Thursday, 21 July 2011

Lemon Macarons

Like all teachers, I've been looking forward to this long Summer break for months.  Time seems elastic at this time of year, stretching out for far longer than it should over the last bittersweet few weeks of the school year, but then racing away at top speed as soon as the holiday starts.  Consequently my long to-do-list for the Summer holidays is still... long.

One thing that I have managed to achieve though is making macarons.  I've been planning to make these again ever since being inspired by Ben, but it's the kind of thing that takes some planning - aging the egg whites for a few days, leaving the macarons to dry out slightly before cooking, etc.  It definitely helps to be around all day when you're making them.

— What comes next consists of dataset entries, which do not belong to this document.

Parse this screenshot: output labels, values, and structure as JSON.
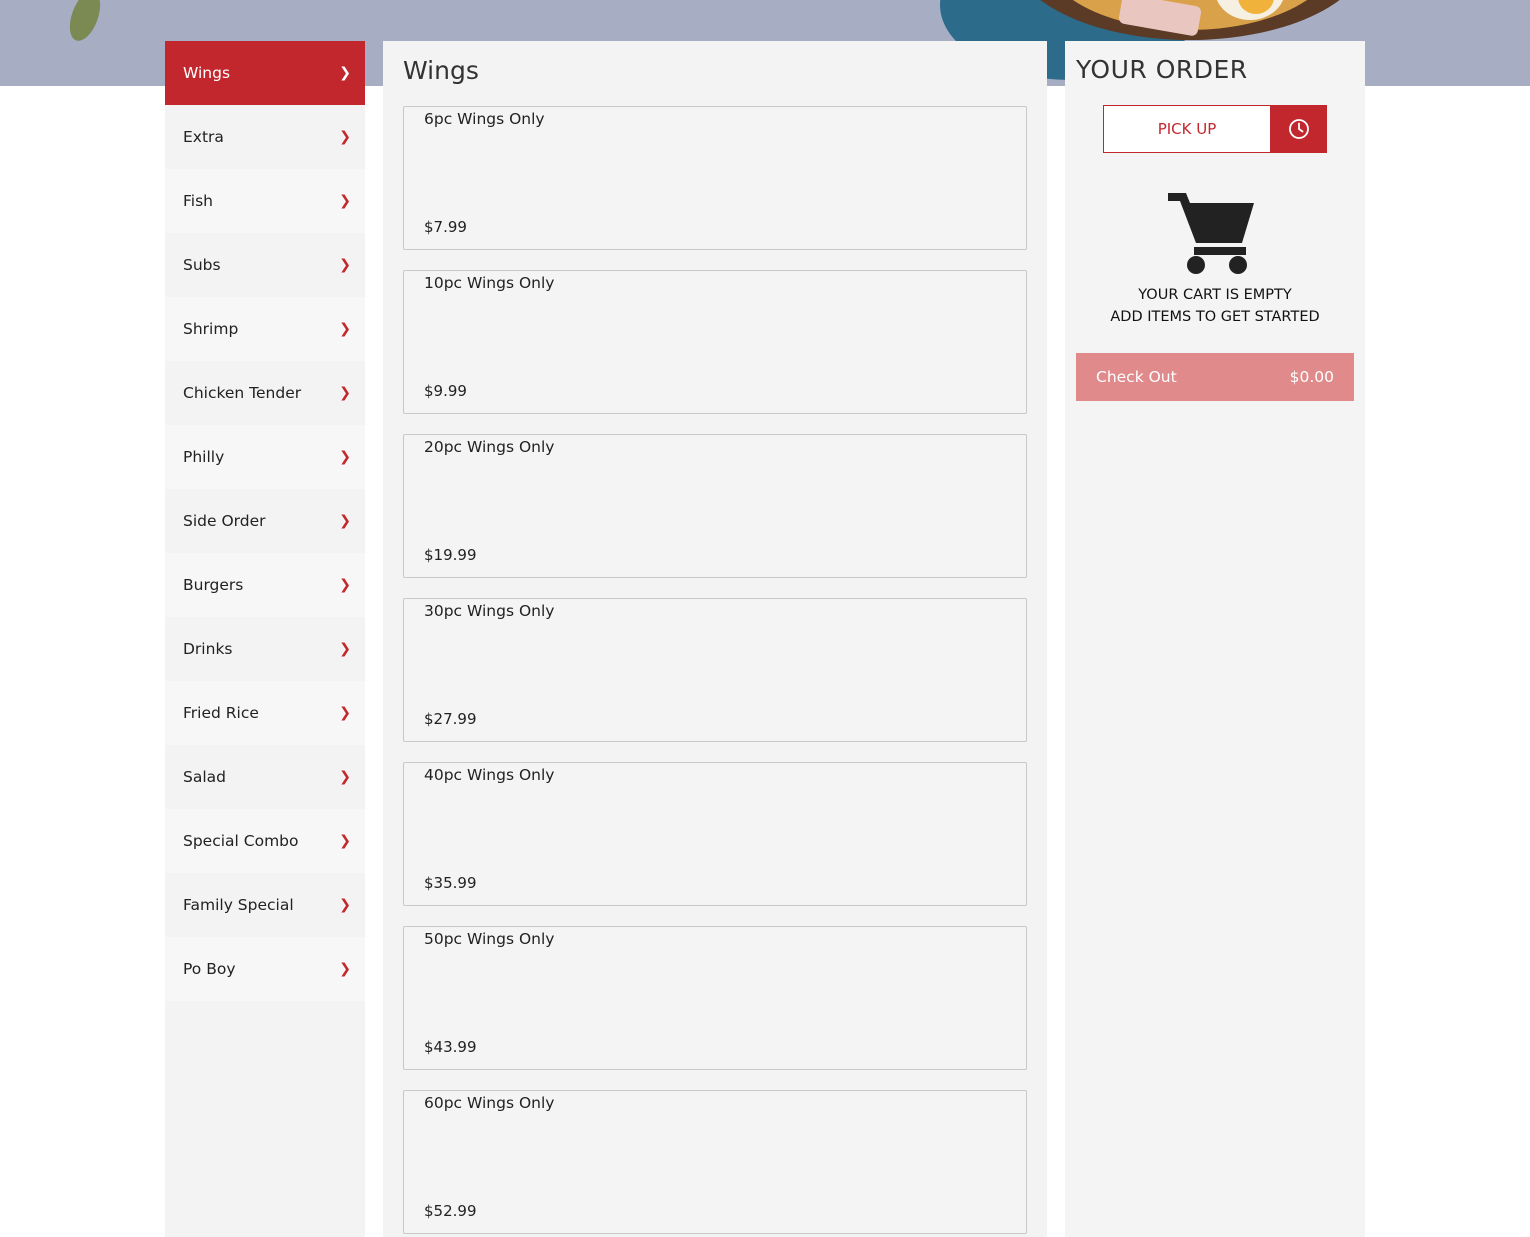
{
  "colors": {
    "accent": "#c2272d",
    "checkout_bg": "#e08a8b",
    "panel_bg": "#f3f3f3"
  },
  "categories": [
    {
      "label": "Wings",
      "icon": "chevron-right-icon",
      "active": true
    },
    {
      "label": "Extra",
      "icon": "chevron-right-icon"
    },
    {
      "label": "Fish",
      "icon": "chevron-right-icon"
    },
    {
      "label": "Subs",
      "icon": "chevron-right-icon"
    },
    {
      "label": "Shrimp",
      "icon": "chevron-right-icon"
    },
    {
      "label": "Chicken Tender",
      "icon": "chevron-right-icon"
    },
    {
      "label": "Philly",
      "icon": "chevron-right-icon"
    },
    {
      "label": "Side Order",
      "icon": "chevron-right-icon"
    },
    {
      "label": "Burgers",
      "icon": "chevron-right-icon"
    },
    {
      "label": "Drinks",
      "icon": "chevron-right-icon"
    },
    {
      "label": "Fried Rice",
      "icon": "chevron-right-icon"
    },
    {
      "label": "Salad",
      "icon": "chevron-right-icon"
    },
    {
      "label": "Special Combo",
      "icon": "chevron-right-icon"
    },
    {
      "label": "Family Special",
      "icon": "chevron-right-icon"
    },
    {
      "label": "Po Boy",
      "icon": "chevron-right-icon"
    }
  ],
  "menu": {
    "title": "Wings",
    "items": [
      {
        "name": "6pc Wings Only",
        "price": "$7.99"
      },
      {
        "name": "10pc Wings Only",
        "price": "$9.99"
      },
      {
        "name": "20pc Wings Only",
        "price": "$19.99"
      },
      {
        "name": "30pc Wings Only",
        "price": "$27.99"
      },
      {
        "name": "40pc Wings Only",
        "price": "$35.99"
      },
      {
        "name": "50pc Wings Only",
        "price": "$43.99"
      },
      {
        "name": "60pc Wings Only",
        "price": "$52.99"
      }
    ]
  },
  "order": {
    "title": "YOUR ORDER",
    "pickup_label": "PICK UP",
    "pickup_time_icon": "clock-icon",
    "cart_icon": "shopping-cart-icon",
    "empty_line1": "YOUR CART IS EMPTY",
    "empty_line2": "ADD ITEMS TO GET STARTED",
    "checkout_label": "Check Out",
    "checkout_total": "$0.00"
  }
}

The recipe I used is the one I've used before, and can be found here.  As I'm still on my lemon-kick I decided to go with that flavour for the macarons.

My Meri White is a little (*cough* 2 years...) out of date, but it smelled and tasted OK so I used it anyway...  'Best Before, not Poisonous After' is my motto!   I wanted to flavour the macarons themselves as well as the filling, so added half a tsp of Boyajian Lemon Oil to the batter, as well as some yellow colouring.

I might have gone a little over the top with the yellow colouring actually, it's certainly very 'sunny'.  But I like it.

I did use the food processor to get rid of the lumps in my icing sugar and ground almonds, but even so my macaron shells still weren't perfectly smooth.  I very lazily didn't pipe them either, but just used a teaspoon.  Pierre Herme would not be impressed.

They cooked beautifully at 120 degrees C, for 15 minutes.  They didn't brown at all, and did develop the macaron 'foot' as they rose.

I filled them with a white chocolate ganache (simply melted white chocolate with a spoonful of mascarpone stirred in to loosen it) and my home-made lemon curd.  I put a ring of the ganache onto the shell, and then a blob of the curd in the centre.  The tartness of the lemon curd is a lovely contrast with the sweetness of the chocolate.

As you can see, they don't look nearly as professional as Ben's macarons, they're distinctly lumpy and rather more rustic-looking (they're also about twice the size due to my inept teaspooning).  However, when they're just for home consumption it's the taste that counts, and these taste great.  A crispy outer encloses a chewy inner, and they just seem to get better, chewier, the longer you keep them in the fridge. 

I know Ben will want to know this - yes, a few of the macaron shells were almost hollow, while others weren't.  I wonder why this happens?

At least that's one holiday project successfully accomplished!


Elisabeth said...

Those look great!
So Summery.

At Anna's kitchen table said...

Bravo Kate!!
I'm to nervous too even attempt day I will though!

Anonymous said...

They look wonderful Kate!

Foodiva said...

Kate, bravo for these tropical macarons, in every sense of the word! I think the flavours, colour, rusticness, the feet, your oven... they're perfect. Now, Pierre Herme may not be impressed, but I certainly am!

I've got to try making macarons again soon. It's been too long!

Anonymous said...

Wow fab macarons Kate. After watching Master Chef Australia where the contestants made them, yours are perfect compared to the ones they made. Well done

Norm said...

Thanks everyone! They're definitely something I'll only make occasionally, when I'm 'in the macaron mood' - but every time I do make them I remember how delicious they are and think I should make them more often! I love the hundreds of flavour possibilities...

vonsachsen said...

Wow! I'm impressed! Of course that's nothing in comparision with Pierre Hermés:))
I have always wanted to try but I always chicken out - your macarons look perfect!!!